DATA SHOWN »
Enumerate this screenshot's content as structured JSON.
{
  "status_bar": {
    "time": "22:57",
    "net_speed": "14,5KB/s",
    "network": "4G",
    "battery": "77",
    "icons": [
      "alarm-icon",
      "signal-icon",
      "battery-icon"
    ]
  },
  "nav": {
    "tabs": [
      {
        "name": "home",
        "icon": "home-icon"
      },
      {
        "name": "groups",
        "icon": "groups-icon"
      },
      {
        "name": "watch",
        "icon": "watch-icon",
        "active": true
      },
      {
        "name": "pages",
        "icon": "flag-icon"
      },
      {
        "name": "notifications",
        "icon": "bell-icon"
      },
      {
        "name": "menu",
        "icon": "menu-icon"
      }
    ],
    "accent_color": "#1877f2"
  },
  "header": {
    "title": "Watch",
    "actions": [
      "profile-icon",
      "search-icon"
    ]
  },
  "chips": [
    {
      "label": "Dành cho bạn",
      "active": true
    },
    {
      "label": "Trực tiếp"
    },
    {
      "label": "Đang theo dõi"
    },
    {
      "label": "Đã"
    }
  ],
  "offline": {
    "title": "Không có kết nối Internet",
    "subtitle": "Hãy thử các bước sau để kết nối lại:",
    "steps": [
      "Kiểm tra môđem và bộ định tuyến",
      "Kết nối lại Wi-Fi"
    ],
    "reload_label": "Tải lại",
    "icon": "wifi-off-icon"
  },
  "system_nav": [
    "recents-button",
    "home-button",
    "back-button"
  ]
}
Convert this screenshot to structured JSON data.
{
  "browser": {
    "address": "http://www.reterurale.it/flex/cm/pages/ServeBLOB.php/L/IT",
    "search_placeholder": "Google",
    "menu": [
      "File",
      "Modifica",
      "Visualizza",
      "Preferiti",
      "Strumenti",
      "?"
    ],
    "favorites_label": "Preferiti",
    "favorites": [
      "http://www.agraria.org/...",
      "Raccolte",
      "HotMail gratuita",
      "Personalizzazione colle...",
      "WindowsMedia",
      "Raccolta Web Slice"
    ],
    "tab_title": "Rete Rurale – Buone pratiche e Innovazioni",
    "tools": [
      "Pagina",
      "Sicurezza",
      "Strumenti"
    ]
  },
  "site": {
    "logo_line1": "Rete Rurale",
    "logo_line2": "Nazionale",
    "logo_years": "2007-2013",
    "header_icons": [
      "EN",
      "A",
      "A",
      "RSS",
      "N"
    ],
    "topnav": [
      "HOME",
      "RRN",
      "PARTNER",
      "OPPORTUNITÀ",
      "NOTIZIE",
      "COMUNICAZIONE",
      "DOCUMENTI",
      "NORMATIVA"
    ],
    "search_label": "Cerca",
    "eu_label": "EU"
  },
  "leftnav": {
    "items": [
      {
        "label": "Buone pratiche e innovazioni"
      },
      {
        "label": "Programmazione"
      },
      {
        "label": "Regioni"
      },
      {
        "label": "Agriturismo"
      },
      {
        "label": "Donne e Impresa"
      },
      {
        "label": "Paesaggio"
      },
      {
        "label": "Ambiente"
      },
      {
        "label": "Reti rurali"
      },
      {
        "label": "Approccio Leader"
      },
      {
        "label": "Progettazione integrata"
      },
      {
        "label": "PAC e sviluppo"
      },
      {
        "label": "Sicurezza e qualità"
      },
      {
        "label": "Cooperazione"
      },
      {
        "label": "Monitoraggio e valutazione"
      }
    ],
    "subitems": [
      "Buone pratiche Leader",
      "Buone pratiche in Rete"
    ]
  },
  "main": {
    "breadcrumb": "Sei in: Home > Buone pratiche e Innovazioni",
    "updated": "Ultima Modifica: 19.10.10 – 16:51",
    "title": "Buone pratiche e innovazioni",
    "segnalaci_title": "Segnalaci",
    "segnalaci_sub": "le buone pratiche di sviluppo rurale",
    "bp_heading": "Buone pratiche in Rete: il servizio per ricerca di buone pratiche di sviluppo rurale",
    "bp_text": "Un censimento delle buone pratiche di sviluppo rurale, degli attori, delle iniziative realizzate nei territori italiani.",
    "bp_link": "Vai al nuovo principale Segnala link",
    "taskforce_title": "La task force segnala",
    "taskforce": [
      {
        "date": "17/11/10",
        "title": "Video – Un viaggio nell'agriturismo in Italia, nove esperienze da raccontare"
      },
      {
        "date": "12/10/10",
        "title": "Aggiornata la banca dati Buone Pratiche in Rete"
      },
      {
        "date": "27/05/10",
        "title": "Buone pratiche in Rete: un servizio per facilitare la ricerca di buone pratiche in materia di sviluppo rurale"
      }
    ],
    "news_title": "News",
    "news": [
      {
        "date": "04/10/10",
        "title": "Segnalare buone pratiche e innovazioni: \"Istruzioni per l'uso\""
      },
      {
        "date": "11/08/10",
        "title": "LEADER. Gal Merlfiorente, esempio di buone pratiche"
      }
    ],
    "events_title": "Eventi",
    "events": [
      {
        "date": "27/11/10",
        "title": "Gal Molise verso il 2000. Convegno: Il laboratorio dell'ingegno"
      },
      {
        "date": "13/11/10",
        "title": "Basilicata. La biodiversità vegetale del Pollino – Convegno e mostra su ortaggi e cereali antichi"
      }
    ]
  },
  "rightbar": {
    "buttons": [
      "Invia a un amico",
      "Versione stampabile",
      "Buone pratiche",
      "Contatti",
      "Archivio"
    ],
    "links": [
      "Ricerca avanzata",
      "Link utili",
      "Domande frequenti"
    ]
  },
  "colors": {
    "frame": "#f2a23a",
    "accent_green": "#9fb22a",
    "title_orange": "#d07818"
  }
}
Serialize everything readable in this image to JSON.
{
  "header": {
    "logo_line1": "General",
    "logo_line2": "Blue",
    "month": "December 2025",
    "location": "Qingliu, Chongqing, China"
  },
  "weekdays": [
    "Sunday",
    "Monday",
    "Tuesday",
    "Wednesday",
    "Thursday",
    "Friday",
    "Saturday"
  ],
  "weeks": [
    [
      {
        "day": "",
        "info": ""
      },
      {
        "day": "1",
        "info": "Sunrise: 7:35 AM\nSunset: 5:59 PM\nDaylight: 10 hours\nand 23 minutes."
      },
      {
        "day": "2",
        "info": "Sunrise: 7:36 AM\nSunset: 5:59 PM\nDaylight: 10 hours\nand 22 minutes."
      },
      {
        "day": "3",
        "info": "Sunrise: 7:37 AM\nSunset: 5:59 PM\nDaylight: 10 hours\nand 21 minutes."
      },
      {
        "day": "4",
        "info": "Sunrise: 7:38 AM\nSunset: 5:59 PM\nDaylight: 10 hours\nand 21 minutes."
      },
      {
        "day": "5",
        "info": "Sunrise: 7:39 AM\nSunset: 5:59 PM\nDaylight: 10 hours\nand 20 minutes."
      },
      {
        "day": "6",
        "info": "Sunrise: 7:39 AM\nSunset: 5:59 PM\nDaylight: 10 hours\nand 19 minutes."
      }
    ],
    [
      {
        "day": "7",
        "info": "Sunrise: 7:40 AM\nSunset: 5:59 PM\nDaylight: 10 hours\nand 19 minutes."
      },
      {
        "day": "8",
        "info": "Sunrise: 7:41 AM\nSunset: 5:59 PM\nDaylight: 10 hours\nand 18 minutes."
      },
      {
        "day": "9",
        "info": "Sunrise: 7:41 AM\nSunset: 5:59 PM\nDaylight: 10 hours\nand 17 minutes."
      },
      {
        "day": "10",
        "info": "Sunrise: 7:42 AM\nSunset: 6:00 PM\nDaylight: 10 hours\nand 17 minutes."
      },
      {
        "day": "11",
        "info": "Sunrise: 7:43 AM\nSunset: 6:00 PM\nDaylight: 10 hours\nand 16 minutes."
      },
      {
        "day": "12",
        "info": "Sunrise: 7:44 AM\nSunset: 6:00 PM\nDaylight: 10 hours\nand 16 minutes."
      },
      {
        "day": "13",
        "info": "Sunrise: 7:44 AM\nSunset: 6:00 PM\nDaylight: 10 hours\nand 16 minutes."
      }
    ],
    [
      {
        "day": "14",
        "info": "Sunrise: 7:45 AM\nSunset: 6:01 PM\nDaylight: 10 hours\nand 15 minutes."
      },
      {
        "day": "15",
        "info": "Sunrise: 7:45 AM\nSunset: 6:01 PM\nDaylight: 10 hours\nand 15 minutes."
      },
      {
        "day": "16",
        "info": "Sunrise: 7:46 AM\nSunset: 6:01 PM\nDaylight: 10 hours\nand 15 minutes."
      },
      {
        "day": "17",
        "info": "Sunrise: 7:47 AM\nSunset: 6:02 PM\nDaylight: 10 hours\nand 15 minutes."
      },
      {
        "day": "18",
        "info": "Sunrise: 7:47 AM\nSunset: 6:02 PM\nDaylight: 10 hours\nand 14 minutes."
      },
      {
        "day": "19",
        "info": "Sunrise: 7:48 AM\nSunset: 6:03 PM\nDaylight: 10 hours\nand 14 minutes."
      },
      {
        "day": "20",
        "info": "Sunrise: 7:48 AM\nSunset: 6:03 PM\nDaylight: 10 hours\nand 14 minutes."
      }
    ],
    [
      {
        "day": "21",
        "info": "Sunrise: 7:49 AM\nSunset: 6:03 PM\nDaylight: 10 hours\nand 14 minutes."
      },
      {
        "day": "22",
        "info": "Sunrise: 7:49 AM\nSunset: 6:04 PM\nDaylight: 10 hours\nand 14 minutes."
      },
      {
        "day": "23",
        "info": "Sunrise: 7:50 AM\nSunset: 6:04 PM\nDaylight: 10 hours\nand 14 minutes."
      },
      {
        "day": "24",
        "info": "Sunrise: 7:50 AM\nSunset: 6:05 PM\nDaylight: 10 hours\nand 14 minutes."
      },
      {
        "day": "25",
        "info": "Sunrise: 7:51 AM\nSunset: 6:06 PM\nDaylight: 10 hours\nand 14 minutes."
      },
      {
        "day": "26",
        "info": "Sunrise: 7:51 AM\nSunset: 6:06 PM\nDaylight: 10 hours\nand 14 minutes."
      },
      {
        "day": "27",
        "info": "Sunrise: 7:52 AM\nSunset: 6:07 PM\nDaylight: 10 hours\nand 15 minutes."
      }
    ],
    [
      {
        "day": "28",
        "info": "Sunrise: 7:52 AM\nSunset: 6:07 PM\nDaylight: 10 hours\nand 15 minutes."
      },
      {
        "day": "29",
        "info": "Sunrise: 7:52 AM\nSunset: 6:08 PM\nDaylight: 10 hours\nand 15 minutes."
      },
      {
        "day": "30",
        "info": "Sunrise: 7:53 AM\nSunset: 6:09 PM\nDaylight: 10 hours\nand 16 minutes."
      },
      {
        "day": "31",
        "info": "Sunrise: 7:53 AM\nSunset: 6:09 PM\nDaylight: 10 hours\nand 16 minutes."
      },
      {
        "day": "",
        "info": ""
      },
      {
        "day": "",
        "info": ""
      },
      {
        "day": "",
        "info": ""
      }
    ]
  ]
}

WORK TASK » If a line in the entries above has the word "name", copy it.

EXERCISE RESPONSE »
        "name": "home",
        "name": "groups",
        "name": "watch",
        "name": "pages",
        "name": "notifications",
        "name": "menu",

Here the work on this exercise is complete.